Go through the records and filter out every line lacking the word "Update"; copy the lines that remain.

DATASET RECORDS —
☆ ☆ ☆ ☆

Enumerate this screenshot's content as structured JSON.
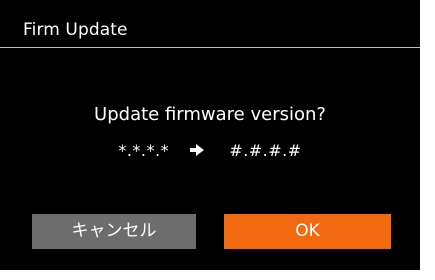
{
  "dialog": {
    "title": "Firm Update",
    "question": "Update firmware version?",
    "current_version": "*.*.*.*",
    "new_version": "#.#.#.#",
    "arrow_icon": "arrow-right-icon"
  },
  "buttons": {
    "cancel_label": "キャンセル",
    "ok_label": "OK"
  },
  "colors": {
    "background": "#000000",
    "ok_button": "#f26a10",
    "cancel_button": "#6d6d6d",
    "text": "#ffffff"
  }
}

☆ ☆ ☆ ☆

OUTPUT OF THE TASK —
    "title": "Firm Update",
    "question": "Update firmware version?",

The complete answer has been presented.